Think about your scholarship applications from the applicant’s point of view and try to avoid these four common roadblocks.
Eighty three percent of academic scholarships are selected based on a panel of judges who score the online application, according to a 2016-2017 membership survey by the National Scholarship Providers Association (NSPA). With so much importance placed on the online application, make it easy for candidates to complete — and for you to judge — by considering these four common stumbling blocks.
1. Confusion on eligibility.
Time is valuable for both you and your applicants, and neither of you want to waste it because of avoidable confusion. Include a simple eligibility quiz at the start of your application to help candidates determine if they meet the required criteria for the scholarship and simultaneously help you weed out undesirable applicants. For example, do they have a bachelor’s degree and a selected major, which might be a requirement for your scholarship? Do they reside in a certain state or have a GPA of 3.5 or above? If they check the boxes for whatever your eligibility criteria might be, they can proceed and complete the application … or move on to one for which they are better suited.

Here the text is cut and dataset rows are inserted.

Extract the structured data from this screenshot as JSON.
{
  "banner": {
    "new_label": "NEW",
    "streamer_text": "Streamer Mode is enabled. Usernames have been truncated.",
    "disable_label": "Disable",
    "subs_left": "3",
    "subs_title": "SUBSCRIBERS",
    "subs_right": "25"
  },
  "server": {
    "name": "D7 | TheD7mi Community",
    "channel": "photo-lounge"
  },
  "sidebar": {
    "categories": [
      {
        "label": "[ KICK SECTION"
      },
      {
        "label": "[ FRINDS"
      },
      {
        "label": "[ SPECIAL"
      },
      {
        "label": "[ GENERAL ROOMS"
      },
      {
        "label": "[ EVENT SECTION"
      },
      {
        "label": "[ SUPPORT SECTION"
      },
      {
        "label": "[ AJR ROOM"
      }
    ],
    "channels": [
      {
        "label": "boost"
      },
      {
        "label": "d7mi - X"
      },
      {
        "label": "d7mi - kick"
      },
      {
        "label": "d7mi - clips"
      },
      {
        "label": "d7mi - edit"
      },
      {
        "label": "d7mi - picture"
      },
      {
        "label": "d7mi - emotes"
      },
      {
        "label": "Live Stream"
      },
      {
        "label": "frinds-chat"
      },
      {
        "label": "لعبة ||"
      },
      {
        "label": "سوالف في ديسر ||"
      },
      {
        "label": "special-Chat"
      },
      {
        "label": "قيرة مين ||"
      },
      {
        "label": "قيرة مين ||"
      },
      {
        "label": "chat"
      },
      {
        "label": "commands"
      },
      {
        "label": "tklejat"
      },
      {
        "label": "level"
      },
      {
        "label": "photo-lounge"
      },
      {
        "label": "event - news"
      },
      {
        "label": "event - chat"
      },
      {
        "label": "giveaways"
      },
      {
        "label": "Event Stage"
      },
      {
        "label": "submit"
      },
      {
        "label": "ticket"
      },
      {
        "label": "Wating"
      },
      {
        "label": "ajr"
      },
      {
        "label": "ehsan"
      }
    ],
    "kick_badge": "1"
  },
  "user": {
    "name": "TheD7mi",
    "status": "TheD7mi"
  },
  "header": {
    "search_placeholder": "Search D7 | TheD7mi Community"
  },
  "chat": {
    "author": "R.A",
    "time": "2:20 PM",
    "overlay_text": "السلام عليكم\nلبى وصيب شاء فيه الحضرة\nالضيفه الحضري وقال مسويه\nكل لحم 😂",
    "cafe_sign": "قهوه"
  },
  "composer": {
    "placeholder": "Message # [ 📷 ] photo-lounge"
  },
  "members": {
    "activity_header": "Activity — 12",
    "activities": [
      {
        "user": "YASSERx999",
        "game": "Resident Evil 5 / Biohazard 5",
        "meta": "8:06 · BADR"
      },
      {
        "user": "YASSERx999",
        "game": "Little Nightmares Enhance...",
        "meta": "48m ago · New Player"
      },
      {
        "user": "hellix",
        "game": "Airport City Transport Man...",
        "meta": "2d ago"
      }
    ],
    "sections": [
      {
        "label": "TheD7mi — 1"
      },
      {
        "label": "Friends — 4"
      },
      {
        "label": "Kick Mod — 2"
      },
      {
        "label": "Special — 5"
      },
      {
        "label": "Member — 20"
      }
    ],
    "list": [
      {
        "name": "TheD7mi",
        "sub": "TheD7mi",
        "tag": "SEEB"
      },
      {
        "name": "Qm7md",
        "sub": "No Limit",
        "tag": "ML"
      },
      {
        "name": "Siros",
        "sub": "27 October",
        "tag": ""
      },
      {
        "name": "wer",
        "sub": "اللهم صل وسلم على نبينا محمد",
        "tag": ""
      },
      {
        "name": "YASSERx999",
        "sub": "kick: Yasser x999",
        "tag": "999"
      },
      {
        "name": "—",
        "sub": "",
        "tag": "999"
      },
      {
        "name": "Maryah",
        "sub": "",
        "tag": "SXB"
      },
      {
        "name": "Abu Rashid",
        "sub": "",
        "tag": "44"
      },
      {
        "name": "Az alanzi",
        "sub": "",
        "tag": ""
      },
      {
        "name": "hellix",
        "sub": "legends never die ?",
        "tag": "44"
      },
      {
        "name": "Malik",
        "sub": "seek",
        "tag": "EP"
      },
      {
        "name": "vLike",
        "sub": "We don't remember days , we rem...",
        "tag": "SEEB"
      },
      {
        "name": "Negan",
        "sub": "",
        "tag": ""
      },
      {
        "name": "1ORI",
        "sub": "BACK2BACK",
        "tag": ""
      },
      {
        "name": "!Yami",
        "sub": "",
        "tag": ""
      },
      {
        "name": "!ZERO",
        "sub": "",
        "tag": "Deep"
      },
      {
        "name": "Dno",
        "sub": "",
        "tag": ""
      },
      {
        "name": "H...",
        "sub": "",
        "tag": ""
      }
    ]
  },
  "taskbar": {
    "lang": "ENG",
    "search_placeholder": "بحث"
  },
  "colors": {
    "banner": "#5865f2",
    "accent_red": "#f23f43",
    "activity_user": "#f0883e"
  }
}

Protip: Qualifying quizzes work best with quantitative questions like GPA or county of residence, which are easy for students to complete and for scholarship managers to review. In fact, academic merit, financial need and community service were the most popular eligibility criteria used when choosing scholarship recipients in the 2016-2017 NSPA survey. If you want to include qualitative eligibility questions that are open-ended or in essay form, you’d be better suited to setting up a multi-stage application with a review after the first stage.
2. Complicated instructions.
It seems obvious, but this one bears repeating when it comes to avoiding any stumbling blocks for students with your online applications. Overly complicated applications are a deal-breaker. Simplify your applications by breaking them into parts. (Remember to include stop and save functionality, too, so applicants can complete a section and come back to it later.) Consider breaking up your application like so:
Part 1: Eligibility check. Does the candidate have the required background or experience?
Part 2: Profile. Collect the applicant’s contact information and other basic details.
Part 3: Application Include program-specific questions about the applicant’s activities, grades, awards, interests, and other scholarships.
Part 4: Outside information. Clearly outline how many letters of recommendation are required, what transcripts are needed, etc. Include easy uploading and the ability to directly request letters from the system here, too.
Part 4: Follow up information. Clearly outline the next steps -- how long will a review take? How will the applicant hear from you? Are there any further tasks they may need to participate in, like an interview?
Part 5: Breathe a sigh of relief.Your new and approved application is a lot less complicated, and more qualified submissions should be right behind
3. Lack of engagement on your part.
Checking in or emailing applicants when you receive completed applications is a no-brainer and, honestly, expected. Consider incorporating notifications to would-be applicants at additional stages of the application to keep them interested and engaged. After all, proactive feedback is key to pre-empting questions from your applicants regarding the status of their applications and avoiding an inbox full of questions. After the eligibility check, send a note reminding applicants their eligibility is confirmed, and they can proceed to the next step. This process works great before an in-person interview, too, by keeping applicants informed and engaged along the way—and meeting important deadlines. Notifications can be automated, leaving you with less administrative work.
Protip: Over communicate when it comes to the eligibility quiz by ensuring applicants know when they are not eligible—not just when they are eligible. If you are using standard metrics, your application portal should be able to display this to an applicant as soon as they hit “submit” on the quiz. This removes the time it takes for staff to notify in-eligible candidates of their status, and focus on more suitable candidates.
4. Required essays.
We’ve seen video essays start to replace written essays for college applications, especially for art and design schools. But, there’s room for it scholarship applications, too. Consider replacing the online essay portion of your application with video to aid in faster and higher-volume applications. In the age of Snapchat and Instagram Stories, video might seem more approachable to applicants than a 500-word essay. Better yet, students applying for scholarships based on need rather than academic achievement can avoid the high cost of hiring a tutor to prepare for an essay.